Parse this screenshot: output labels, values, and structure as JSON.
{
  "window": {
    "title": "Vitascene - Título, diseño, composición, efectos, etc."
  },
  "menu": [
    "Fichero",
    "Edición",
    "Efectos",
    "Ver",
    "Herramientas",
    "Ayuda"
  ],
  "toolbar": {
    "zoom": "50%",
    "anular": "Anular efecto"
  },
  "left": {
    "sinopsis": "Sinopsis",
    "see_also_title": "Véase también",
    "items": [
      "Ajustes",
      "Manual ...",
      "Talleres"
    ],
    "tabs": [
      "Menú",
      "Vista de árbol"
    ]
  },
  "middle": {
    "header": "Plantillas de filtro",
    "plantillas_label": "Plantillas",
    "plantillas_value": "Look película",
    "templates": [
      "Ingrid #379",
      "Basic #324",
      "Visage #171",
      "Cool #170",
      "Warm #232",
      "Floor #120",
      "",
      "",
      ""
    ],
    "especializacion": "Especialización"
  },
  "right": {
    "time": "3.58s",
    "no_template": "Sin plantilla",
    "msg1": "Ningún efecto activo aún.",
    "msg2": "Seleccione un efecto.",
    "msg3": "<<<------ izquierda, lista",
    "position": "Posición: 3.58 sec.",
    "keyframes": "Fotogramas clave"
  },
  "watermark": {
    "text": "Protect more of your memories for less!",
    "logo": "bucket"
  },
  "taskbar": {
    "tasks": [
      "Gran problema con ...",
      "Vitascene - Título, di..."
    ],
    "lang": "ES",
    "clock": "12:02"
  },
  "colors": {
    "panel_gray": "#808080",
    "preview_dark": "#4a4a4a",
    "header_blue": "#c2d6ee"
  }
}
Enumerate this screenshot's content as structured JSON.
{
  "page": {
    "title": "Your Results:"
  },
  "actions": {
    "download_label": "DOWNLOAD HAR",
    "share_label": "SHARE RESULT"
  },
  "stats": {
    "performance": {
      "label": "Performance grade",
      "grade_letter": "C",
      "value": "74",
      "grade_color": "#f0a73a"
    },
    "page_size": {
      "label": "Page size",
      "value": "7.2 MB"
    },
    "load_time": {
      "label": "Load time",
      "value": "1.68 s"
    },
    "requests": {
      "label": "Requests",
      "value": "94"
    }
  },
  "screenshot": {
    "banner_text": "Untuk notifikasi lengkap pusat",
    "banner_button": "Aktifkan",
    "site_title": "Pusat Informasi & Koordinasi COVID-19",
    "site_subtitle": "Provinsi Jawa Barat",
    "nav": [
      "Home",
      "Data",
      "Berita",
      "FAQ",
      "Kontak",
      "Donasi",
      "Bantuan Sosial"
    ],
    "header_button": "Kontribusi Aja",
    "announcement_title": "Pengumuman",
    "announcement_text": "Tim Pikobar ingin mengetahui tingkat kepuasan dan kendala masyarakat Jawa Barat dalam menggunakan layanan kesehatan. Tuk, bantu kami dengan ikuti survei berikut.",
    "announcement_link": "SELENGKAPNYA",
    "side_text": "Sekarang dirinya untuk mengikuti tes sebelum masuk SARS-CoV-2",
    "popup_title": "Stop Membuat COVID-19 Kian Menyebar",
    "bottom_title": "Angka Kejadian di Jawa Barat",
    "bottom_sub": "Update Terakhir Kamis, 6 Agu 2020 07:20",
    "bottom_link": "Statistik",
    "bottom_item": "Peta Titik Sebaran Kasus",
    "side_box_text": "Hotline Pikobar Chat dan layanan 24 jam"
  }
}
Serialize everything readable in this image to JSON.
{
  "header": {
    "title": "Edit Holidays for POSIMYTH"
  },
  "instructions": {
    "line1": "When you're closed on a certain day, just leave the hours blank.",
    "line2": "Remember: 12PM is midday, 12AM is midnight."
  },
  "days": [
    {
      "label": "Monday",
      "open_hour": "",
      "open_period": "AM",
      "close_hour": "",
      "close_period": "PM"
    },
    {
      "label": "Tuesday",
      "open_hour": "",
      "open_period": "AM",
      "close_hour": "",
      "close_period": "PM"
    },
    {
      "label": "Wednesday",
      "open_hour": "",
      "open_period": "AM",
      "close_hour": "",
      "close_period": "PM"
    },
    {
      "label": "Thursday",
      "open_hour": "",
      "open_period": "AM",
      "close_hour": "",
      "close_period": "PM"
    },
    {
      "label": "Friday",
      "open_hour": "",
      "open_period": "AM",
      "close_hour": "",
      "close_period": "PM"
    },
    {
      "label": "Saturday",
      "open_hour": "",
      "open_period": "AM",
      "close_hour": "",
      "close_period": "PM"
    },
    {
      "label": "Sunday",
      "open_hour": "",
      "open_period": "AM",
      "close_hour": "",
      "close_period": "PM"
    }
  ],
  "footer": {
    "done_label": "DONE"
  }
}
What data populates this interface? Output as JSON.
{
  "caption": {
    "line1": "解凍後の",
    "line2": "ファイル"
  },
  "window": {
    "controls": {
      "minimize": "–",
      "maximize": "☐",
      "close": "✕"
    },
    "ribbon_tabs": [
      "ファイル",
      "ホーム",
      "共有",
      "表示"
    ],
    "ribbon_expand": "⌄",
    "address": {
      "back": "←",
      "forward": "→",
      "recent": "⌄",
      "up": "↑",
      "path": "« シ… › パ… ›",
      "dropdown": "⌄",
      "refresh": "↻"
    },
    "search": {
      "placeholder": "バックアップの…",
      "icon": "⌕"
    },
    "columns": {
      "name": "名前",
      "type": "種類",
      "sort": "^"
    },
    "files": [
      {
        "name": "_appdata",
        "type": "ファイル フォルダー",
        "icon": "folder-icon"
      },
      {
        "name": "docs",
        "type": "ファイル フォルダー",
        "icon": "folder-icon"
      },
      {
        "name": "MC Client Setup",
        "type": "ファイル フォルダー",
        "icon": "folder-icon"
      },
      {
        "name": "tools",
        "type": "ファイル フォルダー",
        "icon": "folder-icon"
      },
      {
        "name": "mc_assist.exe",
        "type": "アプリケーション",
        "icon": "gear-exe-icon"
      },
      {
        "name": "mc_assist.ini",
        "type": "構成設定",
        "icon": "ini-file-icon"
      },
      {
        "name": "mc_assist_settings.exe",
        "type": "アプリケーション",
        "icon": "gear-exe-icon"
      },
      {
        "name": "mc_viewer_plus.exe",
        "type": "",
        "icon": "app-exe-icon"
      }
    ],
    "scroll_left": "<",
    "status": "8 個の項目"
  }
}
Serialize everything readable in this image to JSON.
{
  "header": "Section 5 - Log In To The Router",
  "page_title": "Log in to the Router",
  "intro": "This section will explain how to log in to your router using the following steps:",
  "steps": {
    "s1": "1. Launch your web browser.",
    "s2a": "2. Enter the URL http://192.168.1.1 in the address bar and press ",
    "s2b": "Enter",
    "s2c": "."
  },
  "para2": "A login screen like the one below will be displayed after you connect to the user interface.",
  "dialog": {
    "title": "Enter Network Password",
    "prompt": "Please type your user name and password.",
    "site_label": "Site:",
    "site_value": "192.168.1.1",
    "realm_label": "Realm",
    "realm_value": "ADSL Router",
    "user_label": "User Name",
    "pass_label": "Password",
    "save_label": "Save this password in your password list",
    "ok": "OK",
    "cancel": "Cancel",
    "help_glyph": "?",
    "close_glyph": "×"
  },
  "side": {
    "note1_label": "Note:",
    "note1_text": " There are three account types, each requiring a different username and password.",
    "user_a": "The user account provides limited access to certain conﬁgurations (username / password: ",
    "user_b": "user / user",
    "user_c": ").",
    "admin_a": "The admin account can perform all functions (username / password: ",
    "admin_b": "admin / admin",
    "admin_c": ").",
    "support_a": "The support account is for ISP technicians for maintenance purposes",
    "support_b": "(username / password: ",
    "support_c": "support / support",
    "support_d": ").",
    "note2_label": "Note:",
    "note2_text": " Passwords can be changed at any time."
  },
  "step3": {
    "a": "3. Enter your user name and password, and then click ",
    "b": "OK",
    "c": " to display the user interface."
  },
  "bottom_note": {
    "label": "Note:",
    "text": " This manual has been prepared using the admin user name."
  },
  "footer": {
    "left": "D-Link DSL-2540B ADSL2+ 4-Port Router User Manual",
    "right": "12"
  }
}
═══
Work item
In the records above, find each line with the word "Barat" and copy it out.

Problem solution
    "site_subtitle": "Provinsi Jawa Barat",
    "announcement_text": "Tim Pikobar ingin mengetahui tingkat kepuasan dan kendala masyarakat Jawa Barat dalam menggunakan layanan kesehatan. Tuk, bantu kami dengan ikuti survei berikut.",
    "bottom_title": "Angka Kejadian di Jawa Barat",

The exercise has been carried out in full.